Discussions with Shu-zhong Shen were initially helpful. Yuri Balabanov helped with access to the key Russian literature. Comments from Gauthier Hulot and two anonymous reviewers improved the manuscript.

Author information

Affiliations

Authors

Contributions

M.W.H performed all the data compilation and analysis and wrote the paper.

Corresponding author

Correspondence to Mark W. Hounslow.

Ethics declarations

Competing interests

The author declares no competing financial interests.

Supplementary information

Supplementary Information

Supplementary Figures 1-8, Supplementary Tables 1-11, Supplementary Note 1 and Supplementary References (PDF 2366 kb)

Supplementary Data 1

Excel file with source data, and notes on its use (XLSX 125 kb)

Rights and permissions

This work is licensed under a Creative Commons Attribution 4.0 International License. The images or other third party material in this article are included in the article’s Creative Commons license, unless indicated otherwise in the credit line; if the material is not included under the Creative Commons license, users will need to obtain permission from the license holder to reproduce the material. To view a copy of this license, visit http://creativecommons.org/licenses/by/4.0/

Reprints and Permissions

About this article

Verify currency and authenticity via CrossMark

Cite this article

Hounslow, M. Geomagnetic reversal rates following Palaeozoic superchrons have a fast restart mechanism. Nat Commun 7, 12507 (2016). https://doi.org/10.1038/ncomms12507

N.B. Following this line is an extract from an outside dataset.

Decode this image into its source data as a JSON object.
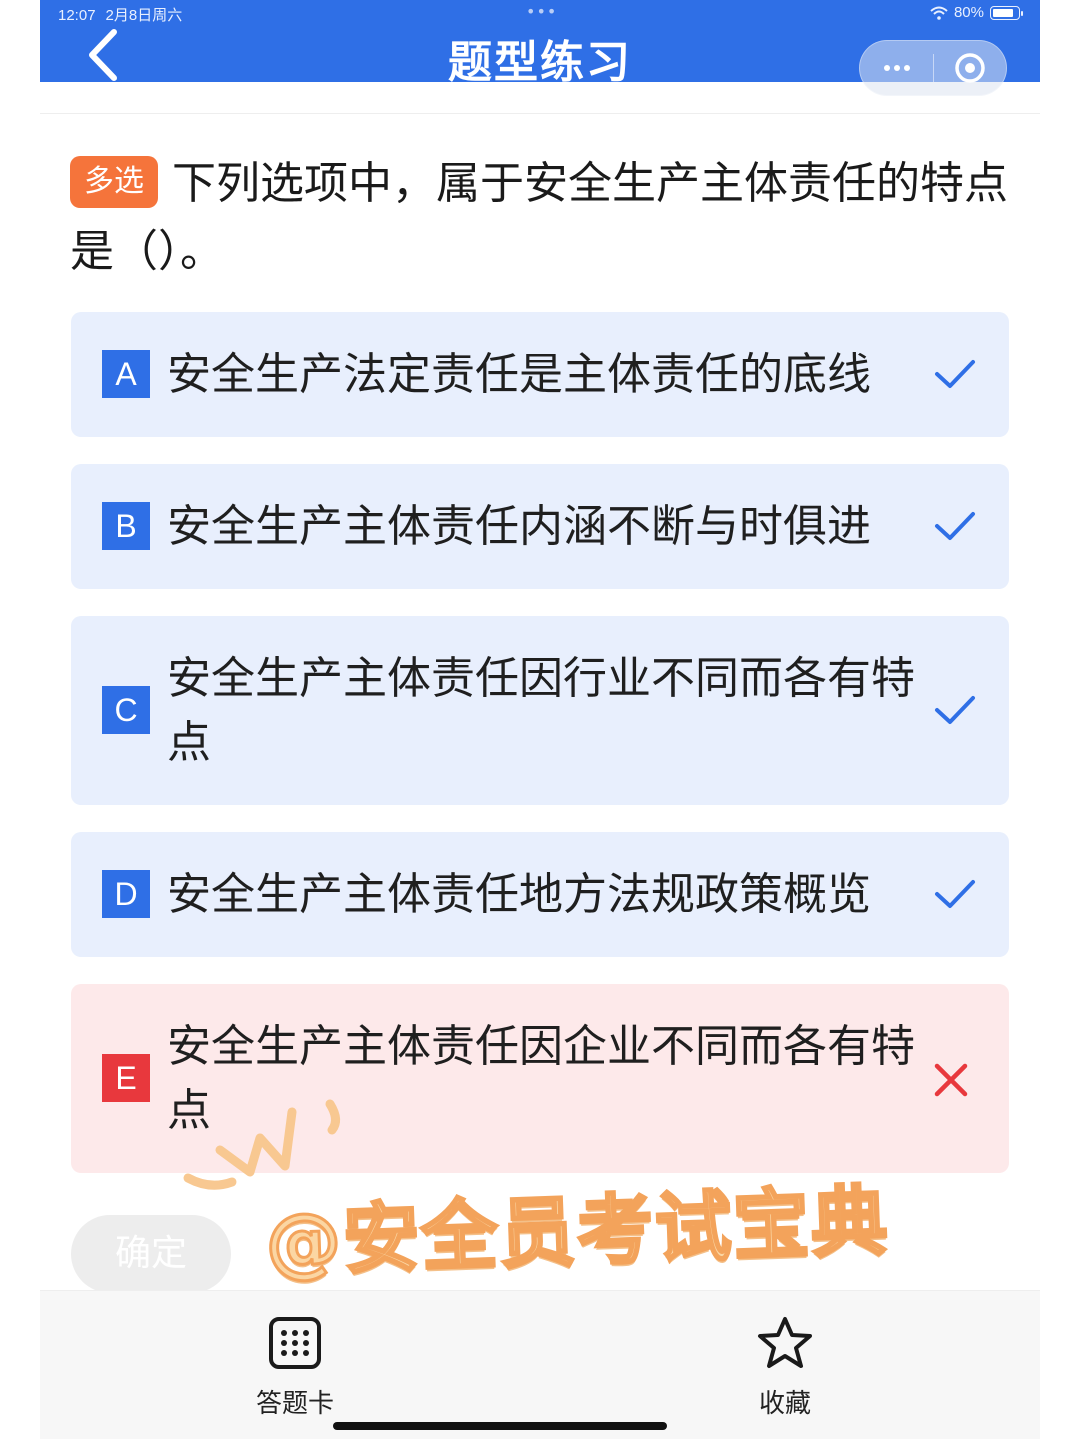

Download citation

Further reading

Comments

By submitting a comment you agree to abide by our Terms and Community Guidelines. If you find something abusive or that does not comply with our terms or guidelines please flag it as inappropriate.

Search

Quick links

Nature Briefing

Sign up for the Nature Briefing newsletter — what matters in science, free to your inbox daily.

Get the most important science stories of the day, free in your inbox. Sign up for Nature Briefing